The question as to which of its human agents’ minds the conscience of a body corporate might reside within in particular circumstances (or in connection with particular corporate conduct) is one of fact.  In some cases, the evidence will disclose a degree of cooperation amongst officers, by reason of which it might be said that the course or courses of corporate action upon which they collaborate or jointly embark should be thought to have been decided upon collectively by them.  In others, individual corporate officers might contribute to or be involved in the making of a decision—even though they do not themselves make it—through the provision of information, assistance, advice or encouragement, or through their inducement of the outcome to which it relates.  For my own part, I am unable to see how an individual officer might qualify as a maker of any given corporate decision unless he or she can be thought to have exercised some authority or executive power to effect it, be that actual or ostensible, formal or otherwise.

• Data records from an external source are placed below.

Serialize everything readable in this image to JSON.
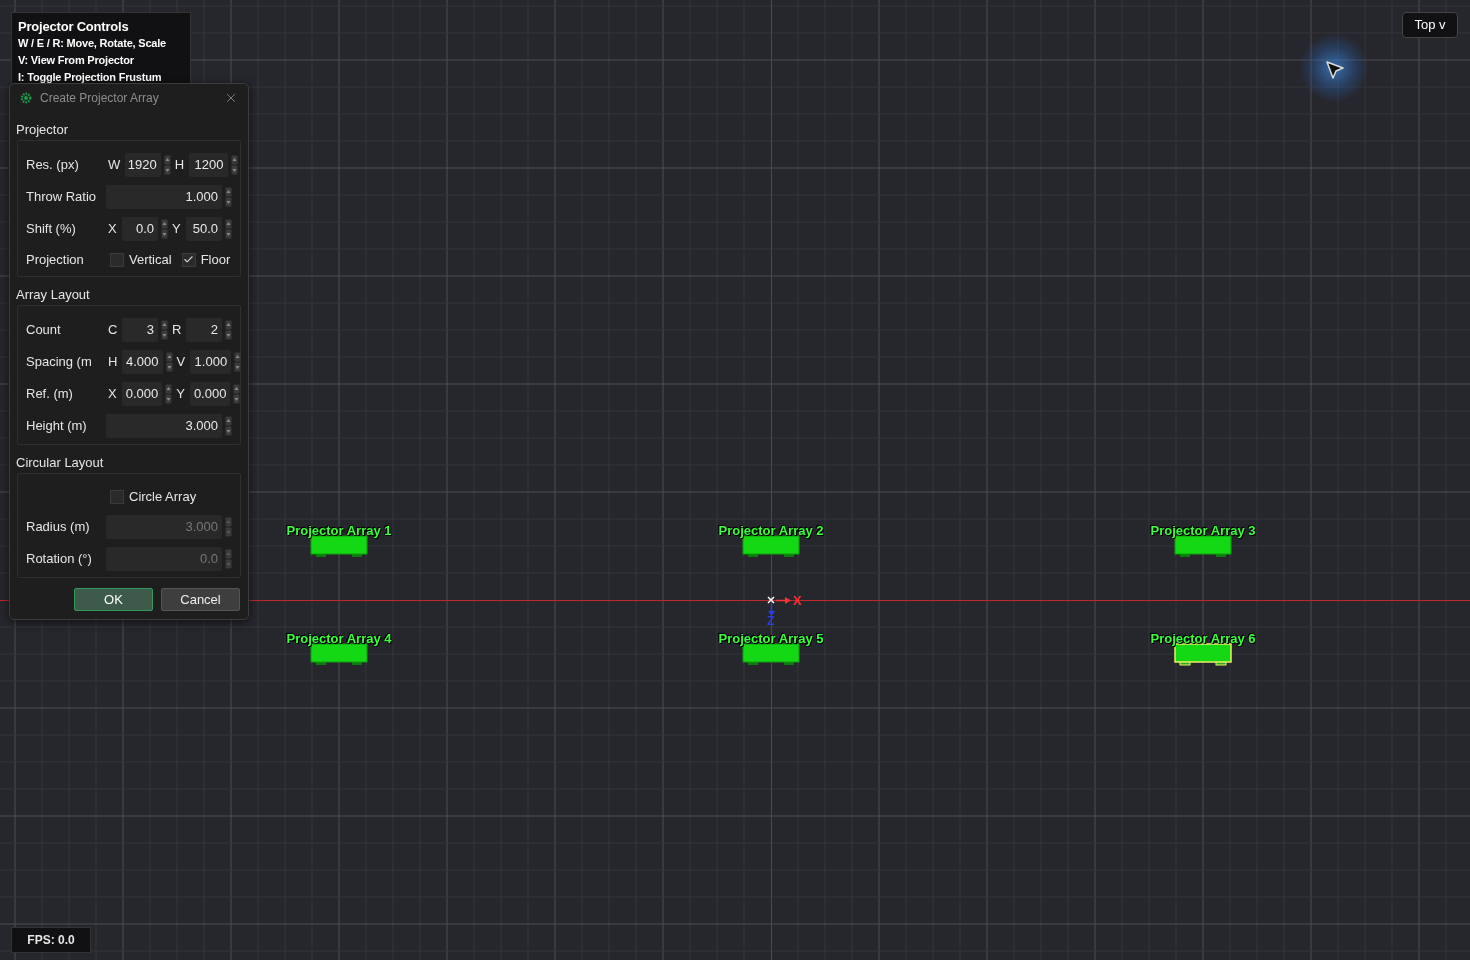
{
  "overlay": {
    "title": "Projector Controls",
    "lines": [
      "W / E / R: Move, Rotate, Scale",
      "V: View From Projector",
      "I: Toggle Projection Frustum"
    ]
  },
  "view_button": "Top v",
  "fps": "FPS: 0.0",
  "axes": [
    {
      "label": "X"
    },
    {
      "label": "Z"
    }
  ],
  "projectors": [
    {
      "label": "Projector Array 1",
      "selected": false
    },
    {
      "label": "Projector Array 2",
      "selected": false
    },
    {
      "label": "Projector Array 3",
      "selected": false
    },
    {
      "label": "Projector Array 4",
      "selected": false
    },
    {
      "label": "Projector Array 5",
      "selected": false
    },
    {
      "label": "Projector Array 6",
      "selected": true
    }
  ],
  "dialog": {
    "title": "Create Projector Array",
    "sections": [
      {
        "title": "Projector",
        "rows": [
          {
            "kind": "fields",
            "label": "Res. (px)",
            "fields": [
              {
                "prefix": "W",
                "value": "1920",
                "disabled": false
              },
              {
                "prefix": "H",
                "value": "1200",
                "disabled": false
              }
            ]
          },
          {
            "kind": "fields",
            "label": "Throw Ratio",
            "fields": [
              {
                "value": "1.000",
                "disabled": false
              }
            ]
          },
          {
            "kind": "fields",
            "label": "Shift (%)",
            "fields": [
              {
                "prefix": "X",
                "value": "0.0",
                "disabled": false
              },
              {
                "prefix": "Y",
                "value": "50.0",
                "disabled": false
              }
            ]
          },
          {
            "kind": "checks",
            "label": "Projection",
            "checks": [
              {
                "label": "Vertical",
                "checked": false
              },
              {
                "label": "Floor",
                "checked": true
              }
            ]
          }
        ]
      },
      {
        "title": "Array Layout",
        "rows": [
          {
            "kind": "fields",
            "label": "Count",
            "fields": [
              {
                "prefix": "C",
                "value": "3",
                "disabled": false
              },
              {
                "prefix": "R",
                "value": "2",
                "disabled": false
              }
            ]
          },
          {
            "kind": "fields",
            "label": "Spacing (m",
            "fields": [
              {
                "prefix": "H",
                "value": "4.000",
                "disabled": false
              },
              {
                "prefix": "V",
                "value": "1.000",
                "disabled": false
              }
            ]
          },
          {
            "kind": "fields",
            "label": "Ref. (m)",
            "fields": [
              {
                "prefix": "X",
                "value": "0.000",
                "disabled": false
              },
              {
                "prefix": "Y",
                "value": "0.000",
                "disabled": false
              }
            ]
          },
          {
            "kind": "fields",
            "label": "Height (m)",
            "fields": [
              {
                "value": "3.000",
                "disabled": false
              }
            ]
          }
        ]
      },
      {
        "title": "Circular Layout",
        "rows": [
          {
            "kind": "checks",
            "checks": [
              {
                "label": "Circle Array",
                "checked": false
              }
            ]
          },
          {
            "kind": "fields",
            "label": "Radius (m)",
            "fields": [
              {
                "value": "3.000",
                "disabled": true
              }
            ]
          },
          {
            "kind": "fields",
            "label": "Rotation (°)",
            "fields": [
              {
                "value": "0.0",
                "disabled": true
              }
            ]
          }
        ]
      }
    ],
    "buttons": [
      {
        "label": "OK",
        "default": true
      },
      {
        "label": "Cancel",
        "default": false
      }
    ]
  }
}
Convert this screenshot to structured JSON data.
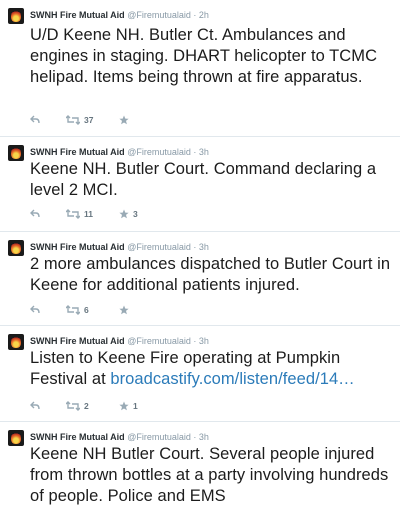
{
  "account": {
    "name": "SWNH Fire Mutual Aid",
    "handle": "@Firemutualaid",
    "separator": "·"
  },
  "tweets": [
    {
      "time": "2h",
      "text": "U/D Keene NH. Butler Ct. Ambulances and engines in staging. DHART helicopter to TCMC helipad. Items being thrown at fire apparatus.",
      "retweets": "37",
      "favorites": ""
    },
    {
      "time": "3h",
      "text": "Keene NH. Butler Court. Command declaring a level 2 MCI.",
      "retweets": "11",
      "favorites": "3"
    },
    {
      "time": "3h",
      "text": "2 more ambulances dispatched to Butler Court in Keene for additional patients injured.",
      "retweets": "6",
      "favorites": ""
    },
    {
      "time": "3h",
      "text_before_link": "Listen to Keene Fire operating at Pumpkin Festival at ",
      "link": "broadcastify.com/listen/feed/14…",
      "retweets": "2",
      "favorites": "1"
    },
    {
      "time": "3h",
      "text": "Keene NH  Butler Court. Several people injured from thrown bottles at a party involving hundreds of people. Police and  EMS"
    }
  ],
  "icons": {
    "reply": "reply-icon",
    "retweet": "retweet-icon",
    "favorite": "star-icon",
    "avatar": "flame-logo"
  },
  "colors": {
    "link": "#2b7bb9",
    "meta": "#8899a6",
    "divider": "#e1e8ed"
  }
}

That reasoning aligns with the law of attribution more generally:  Meridian Global Funds Management Asia Limited v Securities Commission [1995] 3 All ER 918, 927-928; Gregg v The Queen [2020] NSWCCA 245, [490] (Bathurst CJ, with whom Hoeben CJ at CL and Leeming JA agreed); ACCC v Australian Safeway Stores Pty Ltd (No 3) (2001) 119 FCR 1, 189-190 [811]-[812] (Goldberg J). It is also consistent, at least at a general level, with the modern caution against the notion of aggregated corporate knowledge: as to which, see Commonwealth Bank of Australia v Kojic (2016) 249 FCR 421, 438 [67] (Allsop CJ), 450-451 [118] (Edelman J, with whom Besanko J relevantly agreed).

I am, however, in no position to ignore Kodak and the other cases that have applied equivalent reasoning.  On the contrary, I am bound to apply it.  In Clermont Coal, Reeves J, after referring to Kodak, made the following observations (at 198 [121]):

…where the reasoning process is dispersed through an assessment process involving a number of persons, the task is much more complicated.  In that situation, I consider the judgment in Kodak requires me to examine the reasoning process employed by each person whose involvement had a material effect on the ultimate decision.  This inquiry does not involve a roving search of the minds of the employees of the kind rejected by Heydon J in Barclay (at [146]). Nor does it involve an objective inquiry of the kind rejected in Barclay (at [44] and [126]), nor import some “unconscious” reasoning to the ultimate decision-maker that was also rejected in Barclay (at [124] per Gummow and Hayne JJ, and [146] per Heydon J). Instead, it focuses on the conscious reasoning processes of those who had a material effect on the ultimate outcome to determine whether their reasoning processes were free of the alleged prohibited reason or reasons. If one or more of the reasons employed by one or more of them was a prohibited reason, that will impugn the ultimate decision. This is what I consider the Full Court meant by “inadvertently” adopting an “undisclosed prohibited reason” in Kodak…

Despite the reservations recorded above, I adopt his Honour’s observations.  Fortunately, for reasons that will later become apparent, they do not materially impact upon my determination of the matters presently in issue.”


Extract from the judgment in Wong v National Australia Bank Limited [2021] FCA 671 delivered 22 June 2021 per Snaden J